German competition authority publishes final messenger sector study

The Bundeskartellamt (Federal Cartel Office) has been undertaking a long-running sector study of the German messenger (and video services) market, and today has published its final report (here is a DeepL translation to English). The study looks much more broadly than at the implementation of the EU Digital Markets Act messaging interoperability requirement, but it has some relevant statements (translated here using Word).

I wanted to add a few comments to some of these statements, because without a close reading of the DMA’s provisions it is easy to draw incorrect assumptions about their implications…

It is true that the DMA interoperability regime is limited to basic functions and is designed to be asymmetrical. However, the architecture of the services and the technical location of the individual functions on them are very individual, so that interoperability here would require standardization and adaptation to varying degrees.


This very much depends on the extent to which the European Commission (EC) uses its implementing act powers (Article 46(1)(c)) to specify any technical standards. I am sceptical this power legally goes very far (others disagree), but also expect some of the member states would strenuously object to such a use, even if their opinion in this “comitology” process is merely advisory.

Art. 7 simply states that designated “gatekeepers” (such as WhatsApp and Apple) must provide technical interfaces or equivalent to very specific functionality of their messaging services (initially to send one-to-one messages) — they are largely free to simply specify their own technical decisions as de facto “standards” their competitors must implement (which unfortunately means the costs of doing so are likely to fall on those startups and open source projects, rather than the trillion-dollar firms the DMA targets — but this was a deliberate choice by the EU Parliament and Council to protect “innovation” 🤷🏻‍♂️).

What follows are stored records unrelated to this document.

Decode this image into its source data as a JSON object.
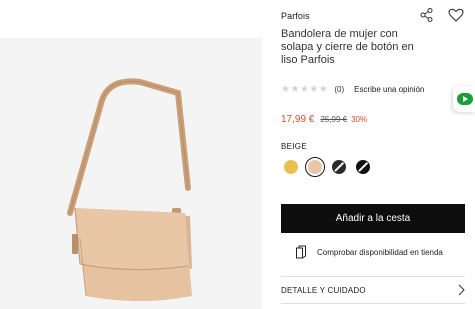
{
  "product": {
    "brand": "Parfois",
    "title": "Bandolera de mujer con solapa y cierre de botón en liso Parfois",
    "rating": {
      "stars": "★★★★★",
      "count": "(0)",
      "write_review": "Escribe una opinión"
    },
    "price": {
      "current": "17,99 €",
      "old": "25,99 €",
      "discount": "30%"
    },
    "color_label": "BEIGE",
    "swatches": [
      {
        "name": "yellow",
        "color": "#e9c04f",
        "selected": false
      },
      {
        "name": "beige",
        "color": "#e8c7a6",
        "selected": true
      },
      {
        "name": "black-brown",
        "color": "#2e2a27",
        "selected": false
      },
      {
        "name": "black",
        "color": "#111111",
        "selected": false
      }
    ]
  },
  "actions": {
    "add_to_cart": "Añadir a la cesta",
    "check_availability": "Comprobar disponibilidad en tienda",
    "details": "DETALLE Y CUIDADO"
  },
  "icons": {
    "share": "share-icon",
    "favorite": "heart-icon",
    "store": "store-icon",
    "chevron": "chevron-right-icon",
    "badge": "green-arrow-badge-icon"
  },
  "colors": {
    "accent_price": "#d64d2a",
    "button_bg": "#0d0d0d",
    "badge_green": "#1a9e3c"
  }
}
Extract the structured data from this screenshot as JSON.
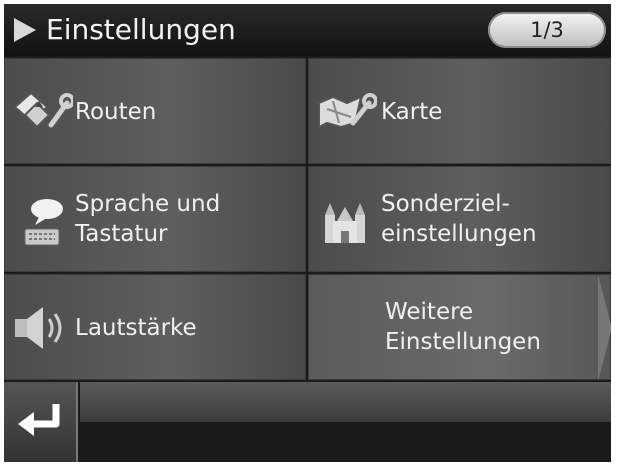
{
  "header": {
    "title": "Einstellungen",
    "page_indicator": "1/3"
  },
  "menu": {
    "routes": {
      "line1": "Routen",
      "icon": "route-signs-icon"
    },
    "map": {
      "line1": "Karte",
      "icon": "map-wrench-icon"
    },
    "language": {
      "line1": "Sprache und",
      "line2": "Tastatur",
      "icon": "speech-keyboard-icon"
    },
    "poi": {
      "line1": "Sonderziel-",
      "line2": "einstellungen",
      "icon": "castle-icon"
    },
    "volume": {
      "line1": "Lautstärke",
      "icon": "speaker-icon"
    },
    "more": {
      "line1": "Weitere",
      "line2": "Einstellungen"
    }
  },
  "footer": {
    "back_icon": "return-arrow-icon"
  },
  "colors": {
    "tile_background": "#555555",
    "text": "#f0f0f0",
    "header_background": "#1b1b1b",
    "pill": "#e0e0e0"
  }
}
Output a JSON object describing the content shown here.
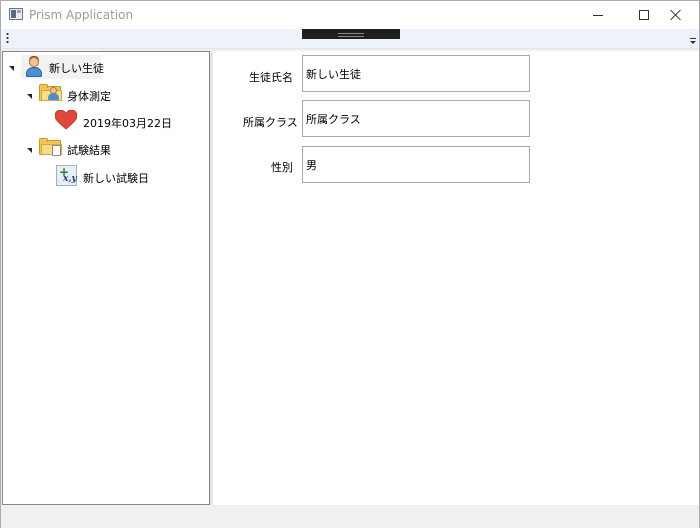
{
  "window": {
    "title": "Prism Application",
    "icons": {
      "app": "app-window-icon",
      "minimize": "minimize-icon",
      "maximize": "maximize-icon",
      "close": "close-icon"
    }
  },
  "toolbar": {
    "grip_icon": "toolbar-grip-icon",
    "overflow_icon": "overflow-chevron-icon"
  },
  "tree": {
    "root": {
      "label": "新しい生徒",
      "icon": "student-icon",
      "expanded": true,
      "selected": true
    },
    "body_measurement": {
      "label": "身体測定",
      "icon": "folder-person-icon",
      "expanded": true
    },
    "measurement_date": {
      "label": "2019年03月22日",
      "icon": "heart-icon"
    },
    "exam_results": {
      "label": "試験結果",
      "icon": "folder-document-icon",
      "expanded": true
    },
    "new_exam_date": {
      "label": "新しい試験日",
      "icon": "xy-formula-icon"
    }
  },
  "detail": {
    "name_label": "生徒氏名",
    "name_value": "新しい生徒",
    "class_label": "所属クラス",
    "class_value": "所属クラス",
    "gender_label": "性別",
    "gender_value": "男"
  },
  "colors": {
    "heart": "#e0483c",
    "folder": "#f0c64f",
    "border": "#a8a8a8"
  }
}
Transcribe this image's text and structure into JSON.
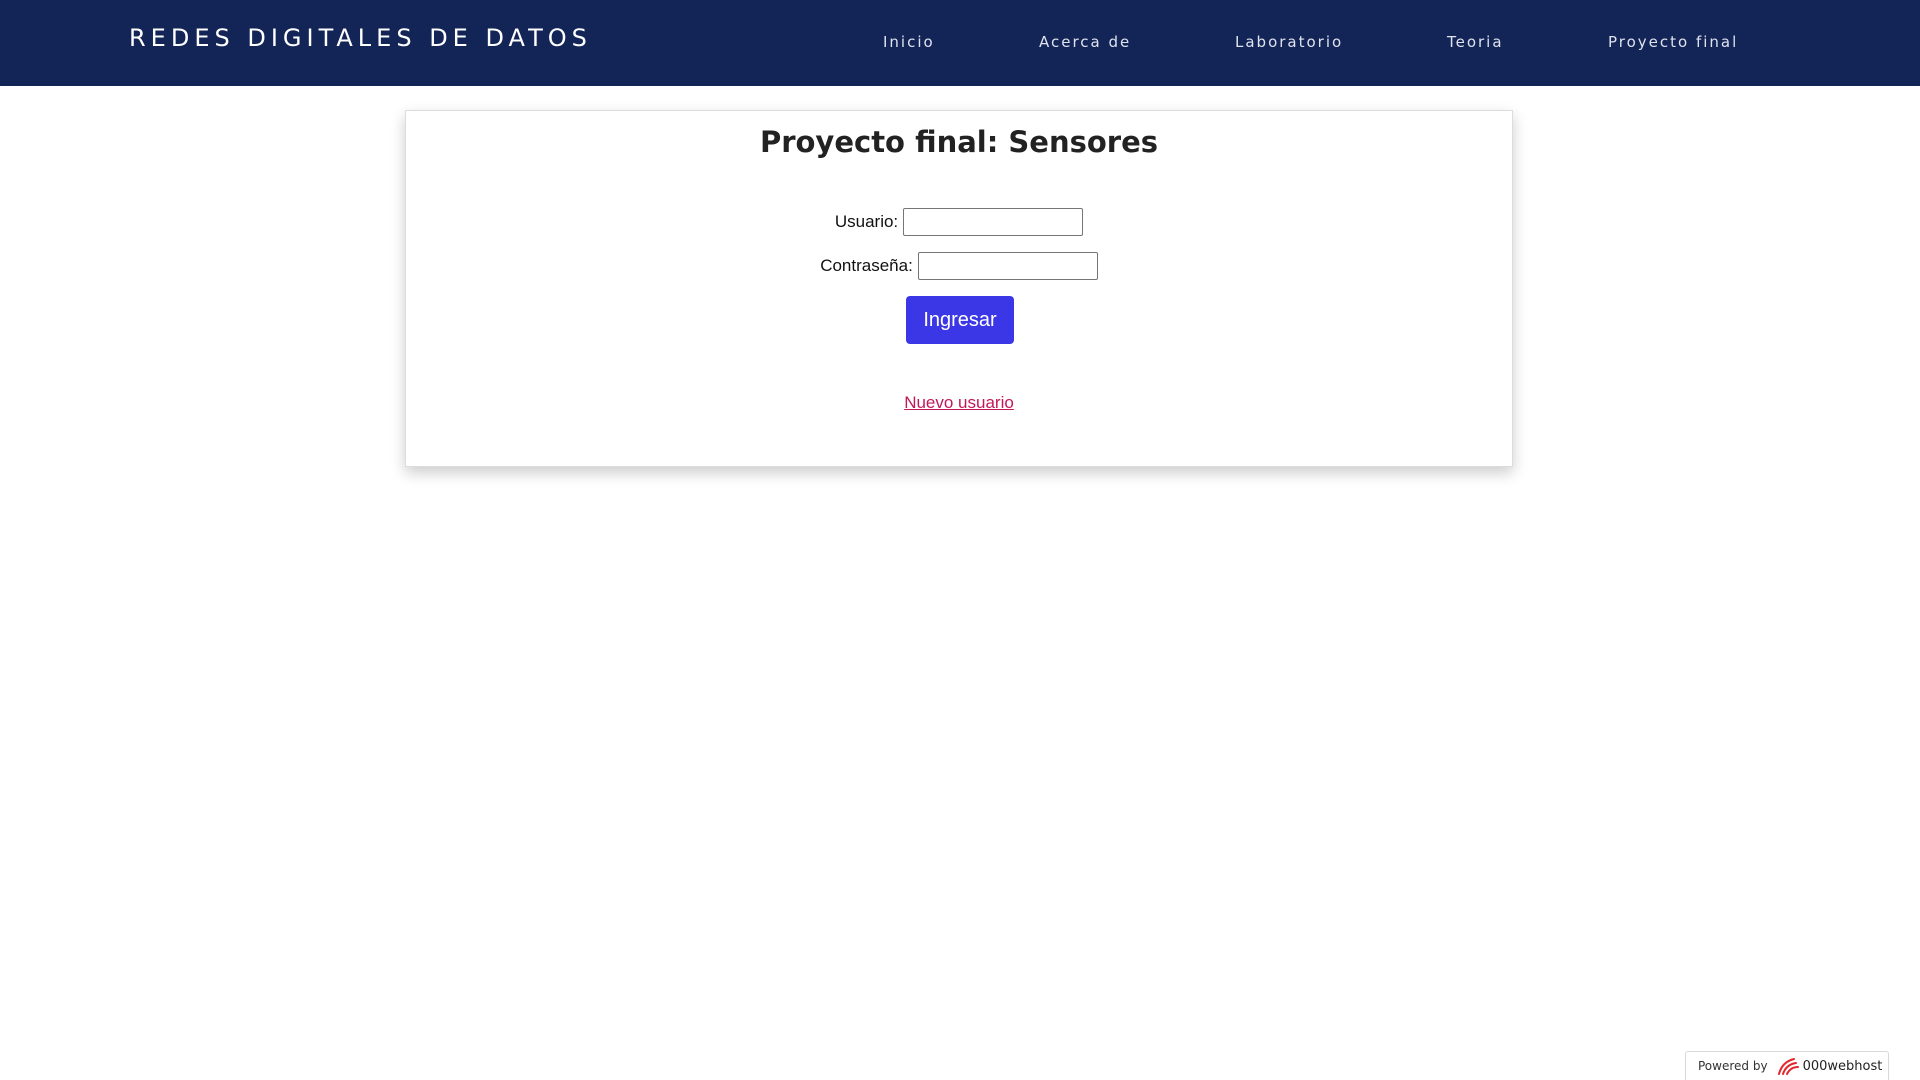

Any projects to implement and design interoperability and to address technical challenges must keep in mind the security and privacy of the data of all consumers and include all the services they use. Due to the interdisciplinary challenges in the field of messenger and video services – information technology, consumer and data protection law as well as economic – cooperation between different knowledge carriers in such interoperability projects seems to make sense. In view of the dynamism of the industry and the innovation potential of the technology, it seems necessary – as already stated in the interim report – to involve the industry, as was already practiced in principle by the European Commission on the occasion of a workshop on interoperability in February 2023.


I don’t think anyone disagrees with this statement! I would add that “industry” should include SMEs and open source developers (as the EC workshop did), and civil society should also be included (ditto). The DMA also includes specific mechanisms (Art. 40) for the EC to consult other regulators, including data protection authorities.

For a secure consumer product under interoperability, it would be important for an appropriate regime to provide for security criteria that have already been activated for cross-messenger exchanges. In addition, the aim should also be to ensure that data is processed sparingly under interoperability.


The DMA Art. 7 does precisely this (paragraphs 3 and 8). And the BKA correctly concludes:

“It should be possible to maintain a clear protective approach even under interoperability.”


For those interested, there is (much) more detail in my report from last November on Private Messaging Interoperability in the Digital Markets Act.